“You see some really good balls he throws, and just some things that show you he’s got that ability. And every now and then you will see something and you sit there and go, ‘Ah, come on! Have better footwork and stuff like that.'"

Rivera said a lot of that is reflective on the amount of pressure Newton got early in the season. The Broncos sacked the 6-foot-5, 260-pound quarterback three times and hit him countless others in the opener, and the Vikings sacked him eight times in Week 3.

“Sometimes it kind of sets you back a little bit,’’ Rivera said.

Offensive coordinator Mike Shula said Newton’s drop in completion percentage has more to do with a collective effort by the offense than poor mechanics.

He’s not opposed to Newton throwing off his back foot as long as the quarterback is transferring his balance and following through with the throw.

Shula said some good quarterback coaches taught him years ago that you “don’t have to have that ability to step up and still make accurate throws.’’

He mentioned former NFL quarterback Brad Johnson as an example.

“You can’t look at a completion percentage and say, ‘Oh, he’s not very accurate,'" Shula said. “What I’m saying is it’s not just all about footwork and completely throwing off your back foot. There’s going to be times when you can’t step into a throw because those guys up front are pushing the pocket.

“If you can find a quarterback that has a good base and not really have to really step into that throw, that’s when you have a good quarterback, and that’s what we have.’’

Shula said it’s hard to reach how much Newton’s shoulder is a factor because “he’s such a tough guy.’’

“He’s not going to let you know if it’s really bothering him,’’ he said.

Moving forward into 2017 and beyond, Rivera is more concerned with building an offense around Newton than he is with mechanics.

He understands that as Newton, 27, gets older he will have to become more of a disciplined pocket passer than a dual-threat quarterback.

When the Panthers ran the ball well last season and were balanced offensively, Newton had a career-best 35 touchdown passes and completed 59.8 percent of his passes. And as Shula reminded, he was questioned about mechanics then, too.

With the running game struggling this season behind a makeshift line, Newton has thrown 18 touchdown passes -- tied for a career low -- and is on target for a career-low 52.7 completion percentage.

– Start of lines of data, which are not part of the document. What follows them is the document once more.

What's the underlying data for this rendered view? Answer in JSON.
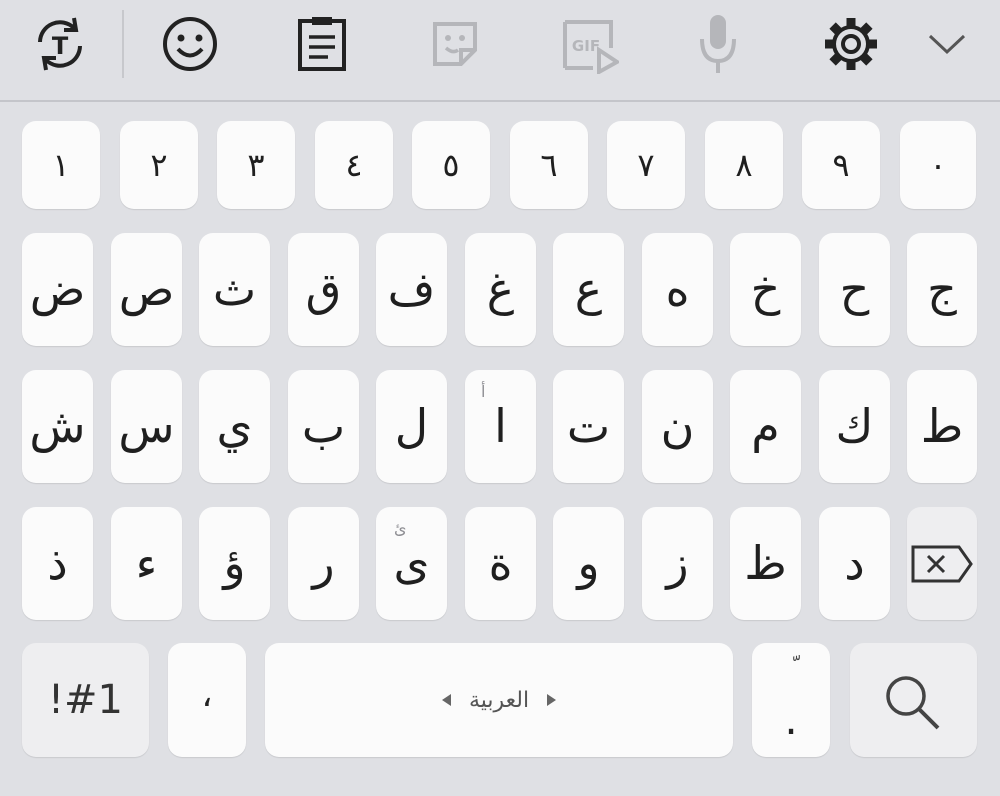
{
  "toolbar": {
    "items": [
      {
        "icon": "text-translate-icon",
        "enabled": true
      },
      {
        "icon": "emoji-icon",
        "enabled": true
      },
      {
        "icon": "clipboard-icon",
        "enabled": true
      },
      {
        "icon": "sticker-icon",
        "enabled": false
      },
      {
        "icon": "gif-icon",
        "label": "GIF",
        "enabled": false
      },
      {
        "icon": "microphone-icon",
        "enabled": false
      },
      {
        "icon": "settings-gear-icon",
        "enabled": true
      },
      {
        "icon": "chevron-down-icon",
        "enabled": true
      }
    ]
  },
  "keyboard": {
    "number_row": [
      "١",
      "٢",
      "٣",
      "٤",
      "٥",
      "٦",
      "٧",
      "٨",
      "٩",
      "٠"
    ],
    "row1": [
      {
        "char": "ض"
      },
      {
        "char": "ص"
      },
      {
        "char": "ث"
      },
      {
        "char": "ق"
      },
      {
        "char": "ف"
      },
      {
        "char": "غ"
      },
      {
        "char": "ع"
      },
      {
        "char": "ه"
      },
      {
        "char": "خ"
      },
      {
        "char": "ح"
      },
      {
        "char": "ج"
      }
    ],
    "row2": [
      {
        "char": "ش"
      },
      {
        "char": "س"
      },
      {
        "char": "ي"
      },
      {
        "char": "ب"
      },
      {
        "char": "ل"
      },
      {
        "char": "ا",
        "alt": "أ"
      },
      {
        "char": "ت"
      },
      {
        "char": "ن"
      },
      {
        "char": "م"
      },
      {
        "char": "ك"
      },
      {
        "char": "ط"
      }
    ],
    "row3": [
      {
        "char": "ذ"
      },
      {
        "char": "ء"
      },
      {
        "char": "ؤ"
      },
      {
        "char": "ر"
      },
      {
        "char": "ى",
        "alt": "ئ"
      },
      {
        "char": "ة"
      },
      {
        "char": "و"
      },
      {
        "char": "ز"
      },
      {
        "char": "ظ"
      },
      {
        "char": "د"
      }
    ],
    "bottom": {
      "symbols_label": "!#1",
      "comma": "،",
      "space_label": "العربية",
      "period": ".",
      "period_alt": "ّ"
    }
  },
  "colors": {
    "background": "#dfe0e4",
    "key": "#fbfbfb",
    "function_key": "#eeeef0",
    "disabled_icon": "#b5b6ba",
    "icon": "#222222"
  }
}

“We understand and we get that there are some things that have to evolve around him, because he’s evolving as a quarterback, as well,’’ he said. “He’s getting older and he’s going to be a different style player. We know that much.’’